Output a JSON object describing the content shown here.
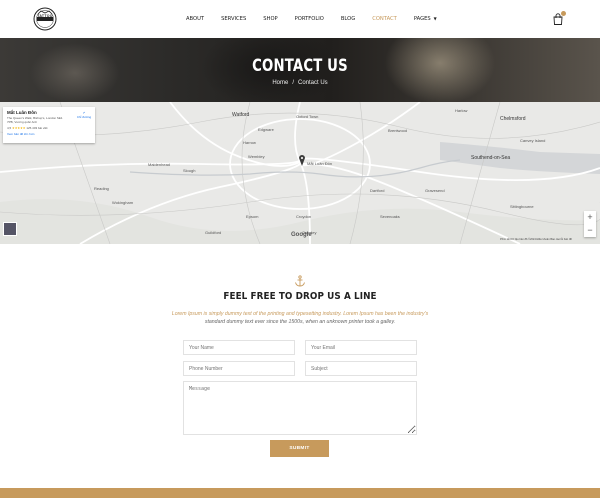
{
  "header": {
    "logo_text": "TATTOO",
    "nav": [
      {
        "label": "ABOUT",
        "active": false
      },
      {
        "label": "SERVICES",
        "active": false
      },
      {
        "label": "SHOP",
        "active": false
      },
      {
        "label": "PORTFOLIO",
        "active": false
      },
      {
        "label": "BLOG",
        "active": false
      },
      {
        "label": "CONTACT",
        "active": true
      },
      {
        "label": "PAGES",
        "active": false
      }
    ],
    "cart_icon": "shopping-bag-icon"
  },
  "hero": {
    "title": "CONTACT US",
    "breadcrumb_home": "Home",
    "breadcrumb_sep": "/",
    "breadcrumb_current": "Contact Us"
  },
  "map": {
    "card": {
      "name": "Mắt Luân Đôn",
      "address": "The Queen's Walk, Bishop's, London SE1 7PB, Vương quốc Anh",
      "rating": "4,5",
      "stars": "★★★★★",
      "reviews": "125.403 bài viết",
      "larger_map": "Xem bản đồ lớn hơn",
      "directions": "Chỉ đường"
    },
    "pin_label": "Mắt Luân Đôn",
    "places": [
      "Watford",
      "Oxford Town",
      "Harlow",
      "Chelmsford",
      "Edgware",
      "Harrow",
      "Brentwood",
      "Maidenhead",
      "Slough",
      "Wembley",
      "Southend-on-Sea",
      "Reading",
      "Wokingham",
      "Crawley",
      "Sevenoaks",
      "Dartford",
      "Gravesend",
      "Croydon",
      "Epsom",
      "Guildford",
      "Sittingbourne",
      "Canvey Island"
    ],
    "google_label": "Google",
    "zoom_in": "+",
    "zoom_out": "−",
    "footer": "Phím tắt  Dữ liệu bản đồ ©2024  Điều khoản  Báo cáo lỗi bản đồ"
  },
  "contact": {
    "anchor_icon": "anchor-icon",
    "title": "FEEL FREE TO DROP US A LINE",
    "desc_highlight": "Lorem Ipsum is simply dummy text of the printing and typesetting industry. Lorem Ipsum has been the industry's",
    "desc_rest": "standard dummy text ever since the 1500s, when an unknown printer took a galley.",
    "fields": {
      "name_placeholder": "Your Name",
      "email_placeholder": "Your Email",
      "phone_placeholder": "Phone Number",
      "subject_placeholder": "Subject",
      "message_placeholder": "Message"
    },
    "submit_label": "SUBMIT"
  },
  "colors": {
    "accent": "#c79a5c"
  }
}
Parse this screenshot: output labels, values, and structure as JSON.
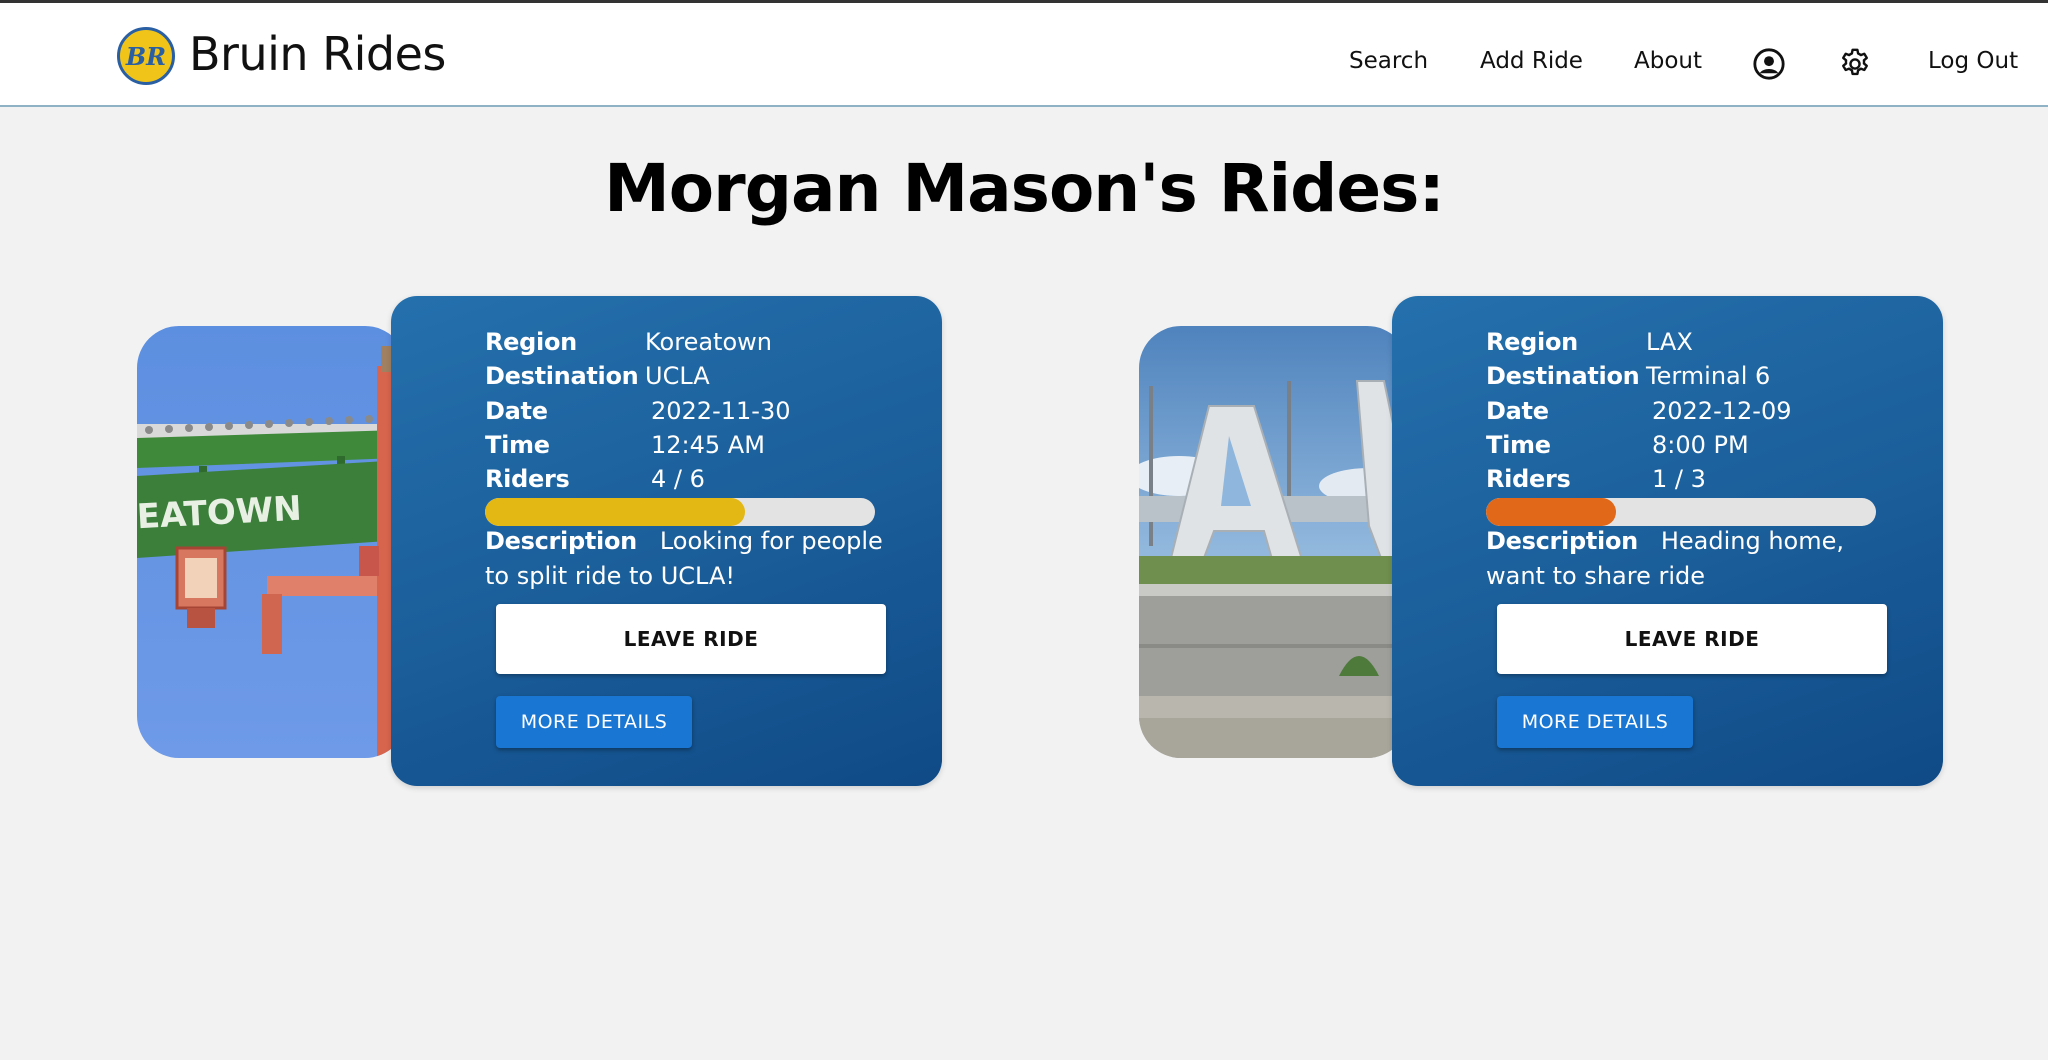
{
  "nav": {
    "brand_mark": "BR",
    "brand": "Bruin Rides",
    "links": {
      "search": "Search",
      "add_ride": "Add Ride",
      "about": "About",
      "logout": "Log Out"
    },
    "icons": {
      "profile": "account-circle-icon",
      "settings": "gear-icon"
    }
  },
  "page": {
    "title": "Morgan Mason's Rides:"
  },
  "labels": {
    "region": "Region",
    "destination": "Destination",
    "date": "Date",
    "time": "Time",
    "riders": "Riders",
    "description": "Description"
  },
  "rides": [
    {
      "region": "Koreatown",
      "destination": "UCLA",
      "date": "2022-11-30",
      "time": "12:45 AM",
      "riders": "4 / 6",
      "riders_fraction": 0.667,
      "progress_color": "#e3b714",
      "description": "Looking for people to split ride to UCLA!",
      "photo_sign": "EATOWN",
      "leave_label": "LEAVE RIDE",
      "details_label": "MORE DETAILS"
    },
    {
      "region": "LAX",
      "destination": "Terminal 6",
      "date": "2022-12-09",
      "time": "8:00 PM",
      "riders": "1 / 3",
      "riders_fraction": 0.333,
      "progress_color": "#e06818",
      "description": "Heading home, want to share ride",
      "photo_sign": "AX",
      "leave_label": "LEAVE RIDE",
      "details_label": "MORE DETAILS"
    }
  ],
  "colors": {
    "card_blue": "#1a5d99",
    "button_blue": "#1976d2",
    "page_bg": "#f2f2f2"
  }
}
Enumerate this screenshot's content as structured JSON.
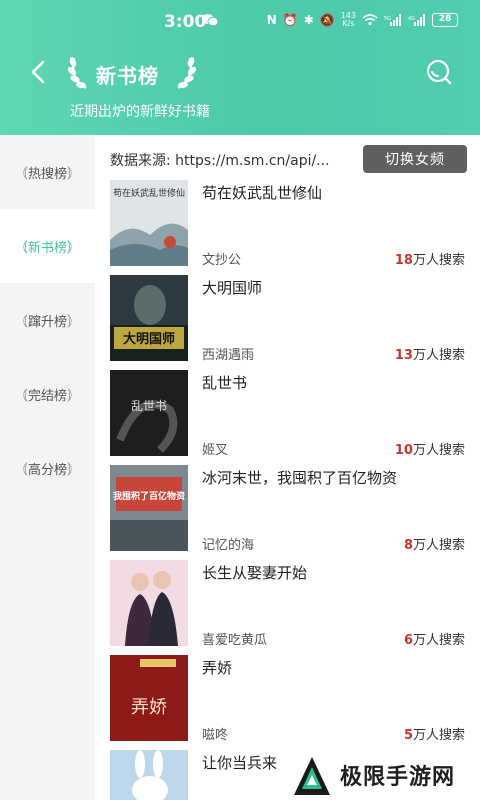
{
  "status_bar": {
    "time": "3:00",
    "net_speed_top": "143",
    "net_speed_unit": "K/s",
    "battery": "28",
    "sig1": "5G",
    "sig2": "4G"
  },
  "header": {
    "back_icon": "chevron-left-icon",
    "title": "新书榜",
    "subtitle": "近期出炉的新鲜好书籍",
    "search_icon": "search-icon"
  },
  "sidebar": {
    "items": [
      {
        "label": "热搜榜",
        "active": false
      },
      {
        "label": "新书榜",
        "active": true
      },
      {
        "label": "蹿升榜",
        "active": false
      },
      {
        "label": "完结榜",
        "active": false
      },
      {
        "label": "高分榜",
        "active": false
      }
    ]
  },
  "content": {
    "source_label": "数据来源:",
    "source_url": "https://m.sm.cn/api/...",
    "switch_button": "切换女频",
    "suffix": "万人搜索"
  },
  "books": [
    {
      "title": "苟在妖武乱世修仙",
      "author": "文抄公",
      "count": "18",
      "cover_text": "苟在妖武乱世修仙"
    },
    {
      "title": "大明国师",
      "author": "西湖遇雨",
      "count": "13",
      "cover_text": "大明国师"
    },
    {
      "title": "乱世书",
      "author": "姬叉",
      "count": "10",
      "cover_text": "乱世书"
    },
    {
      "title": "冰河末世，我囤积了百亿物资",
      "author": "记忆的海",
      "count": "8",
      "cover_text": "我囤积了百亿物资"
    },
    {
      "title": "长生从娶妻开始",
      "author": "喜爱吃黄瓜",
      "count": "6",
      "cover_text": ""
    },
    {
      "title": "弄娇",
      "author": "嗞咚",
      "count": "5",
      "cover_text": "弄娇"
    },
    {
      "title": "让你当兵来",
      "author": "",
      "count": "",
      "cover_text": ""
    }
  ],
  "watermark": {
    "text": "极限手游网"
  }
}
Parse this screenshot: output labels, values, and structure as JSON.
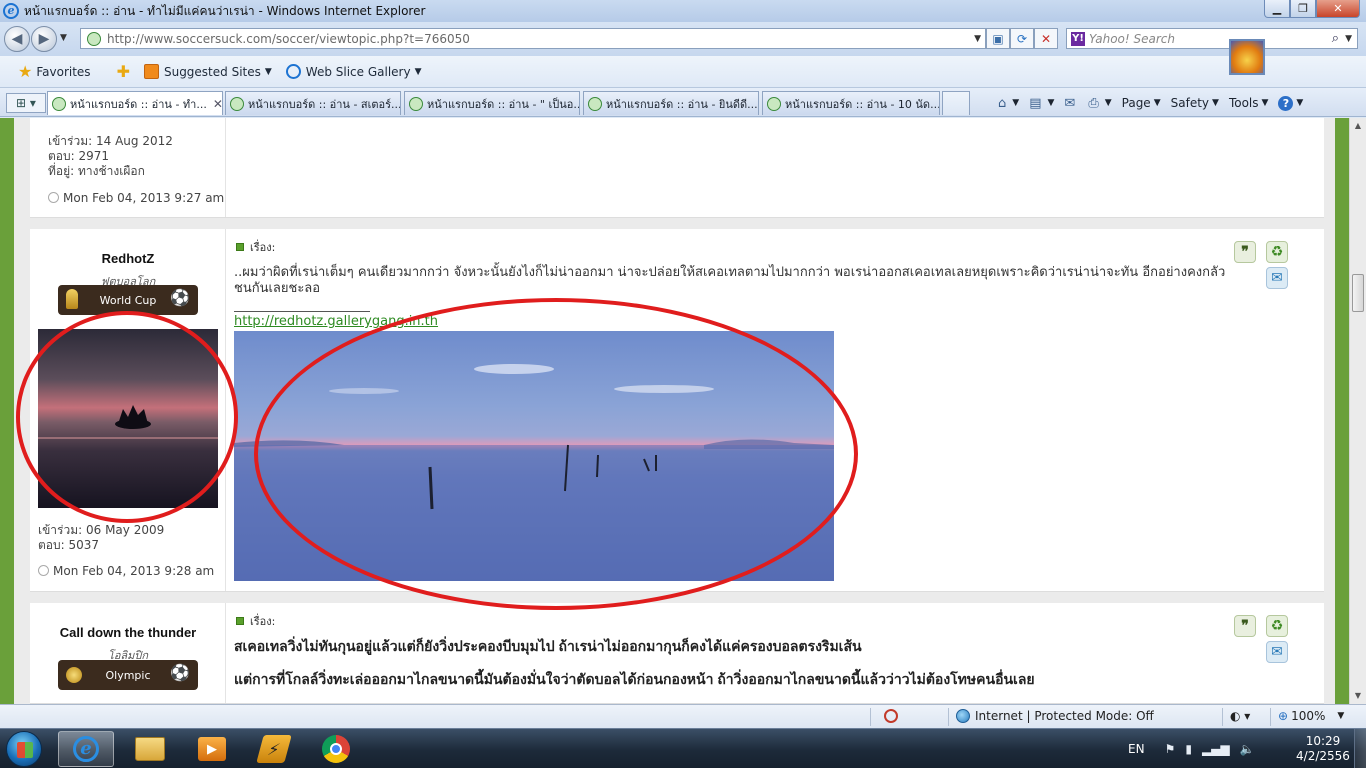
{
  "window": {
    "title": "หน้าแรกบอร์ด :: อ่าน - ทำไม่มีแค่คนว่าเรน่า - Windows Internet Explorer",
    "min_glyph": "▁",
    "max_glyph": "❐",
    "close_glyph": "✕"
  },
  "address_bar": {
    "url": "http://www.soccersuck.com/soccer/viewtopic.php?t=766050",
    "search_placeholder": "Yahoo! Search",
    "search_logo": "Y!"
  },
  "favorites_bar": {
    "favorites_label": "Favorites",
    "suggested_sites": "Suggested Sites",
    "web_slice_gallery": "Web Slice Gallery"
  },
  "tabs": [
    {
      "label": "หน้าแรกบอร์ด :: อ่าน - ทำ...",
      "active": true
    },
    {
      "label": "หน้าแรกบอร์ด :: อ่าน - สเตอร์...",
      "active": false
    },
    {
      "label": "หน้าแรกบอร์ด :: อ่าน - \" เป็นอ...",
      "active": false
    },
    {
      "label": "หน้าแรกบอร์ด :: อ่าน - ยินดีดี...",
      "active": false
    },
    {
      "label": "หน้าแรกบอร์ด :: อ่าน - 10 นัด...",
      "active": false
    }
  ],
  "command_bar": {
    "page": "Page",
    "safety": "Safety",
    "tools": "Tools",
    "help": "?"
  },
  "posts": [
    {
      "joined": "เข้าร่วม: 14 Aug 2012",
      "replies": "ตอบ: 2971",
      "location": "ที่อยู่: ทางช้างเผือก",
      "time": "Mon Feb 04, 2013 9:27 am"
    },
    {
      "username": "RedhotZ",
      "rank": "ฟุตบอลโลก",
      "badge": "World Cup",
      "joined": "เข้าร่วม: 06 May 2009",
      "replies": "ตอบ: 5037",
      "time": "Mon Feb 04, 2013 9:28 am",
      "subject_label": "เรื่อง:",
      "text": "..ผมว่าผิดที่เรน่าเต็มๆ คนเดียวมากกว่า จังหวะนั้นยังไงก็ไม่น่าออกมา น่าจะปล่อยให้สเคอเทลตามไปมากกว่า พอเรน่าออกสเคอเทลเลยหยุดเพราะคิดว่าเรน่าน่าจะทัน อีกอย่างคงกลัวชนกันเลยชะลอ",
      "signature_link": "http://redhotz.gallerygang.in.th"
    },
    {
      "username": "Call down the thunder",
      "rank": "โอลิมปิก",
      "badge": "Olympic",
      "subject_label": "เรื่อง:",
      "line1": "สเคอเทลวิ่งไม่ทันกุนอยู่แล้วแต่ก็ยังวิ่งประคองบีบมุมไป ถ้าเรน่าไม่ออกมากุนก็คงได้แค่ครองบอลตรงริมเส้น",
      "line2": "แต่การที่โกลล์วิ่งทะเล่อออกมาไกลขนาดนี้มันต้องมั่นใจว่าตัดบอลได้ก่อนกองหน้า ถ้าวิ่งออกมาไกลขนาดนี้แล้วว่าวไม่ต้องโทษคนอื่นเลย"
    }
  ],
  "post_actions": {
    "quote": "❞",
    "share": "♻",
    "pm": "✉"
  },
  "status_bar": {
    "zone": "Internet | Protected Mode: Off",
    "zoom": "100%"
  },
  "taskbar": {
    "language": "EN",
    "time": "10:29",
    "date": "4/2/2556"
  }
}
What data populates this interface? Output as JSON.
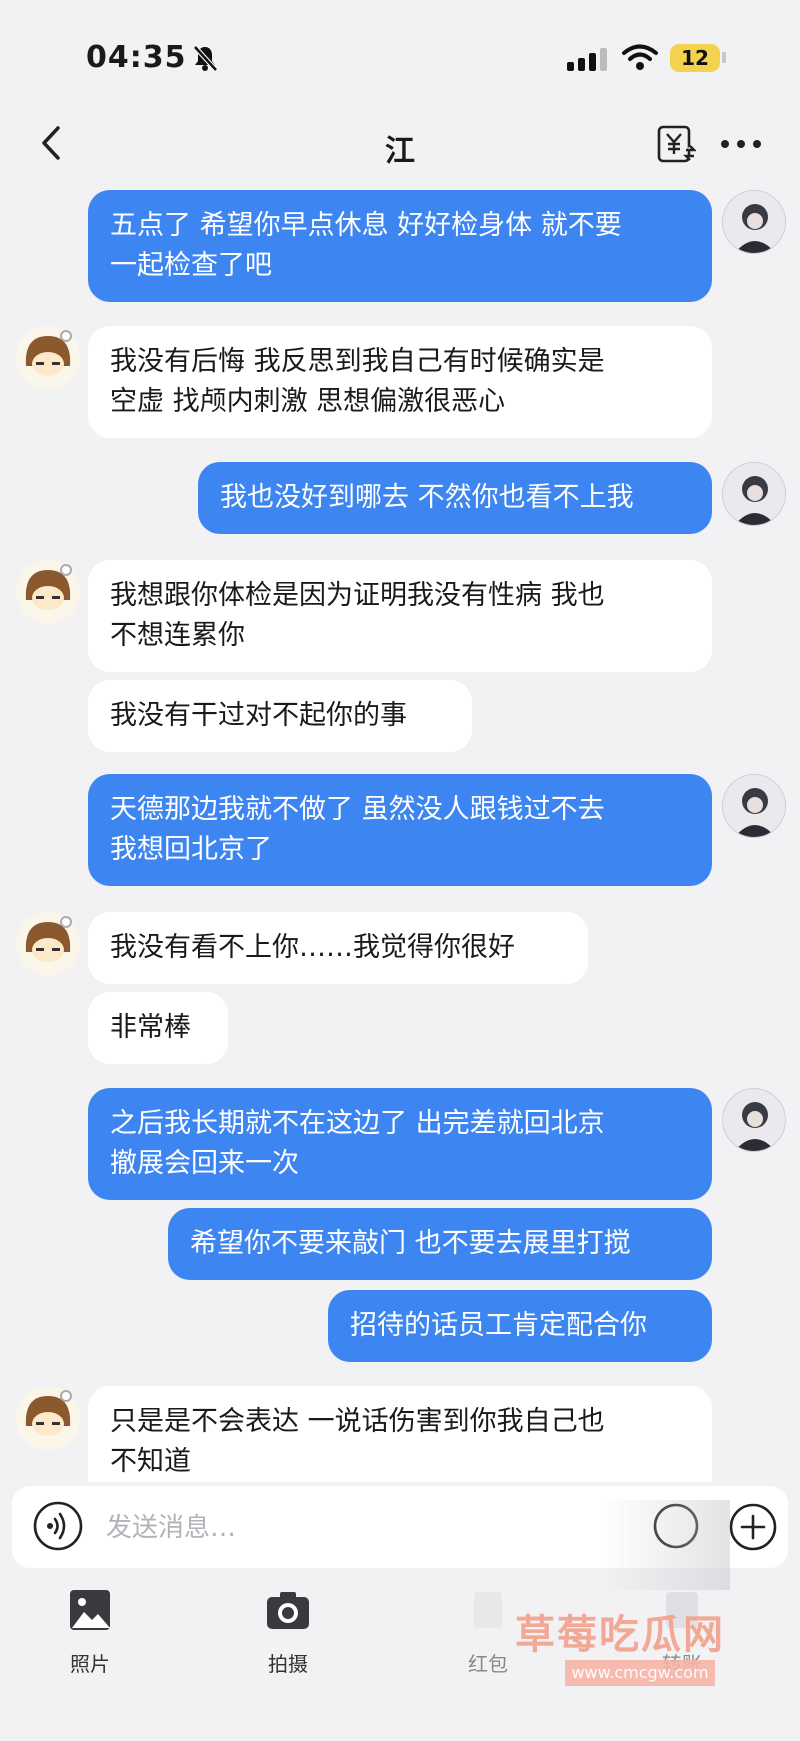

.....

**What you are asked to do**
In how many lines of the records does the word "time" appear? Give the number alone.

**Solution**
7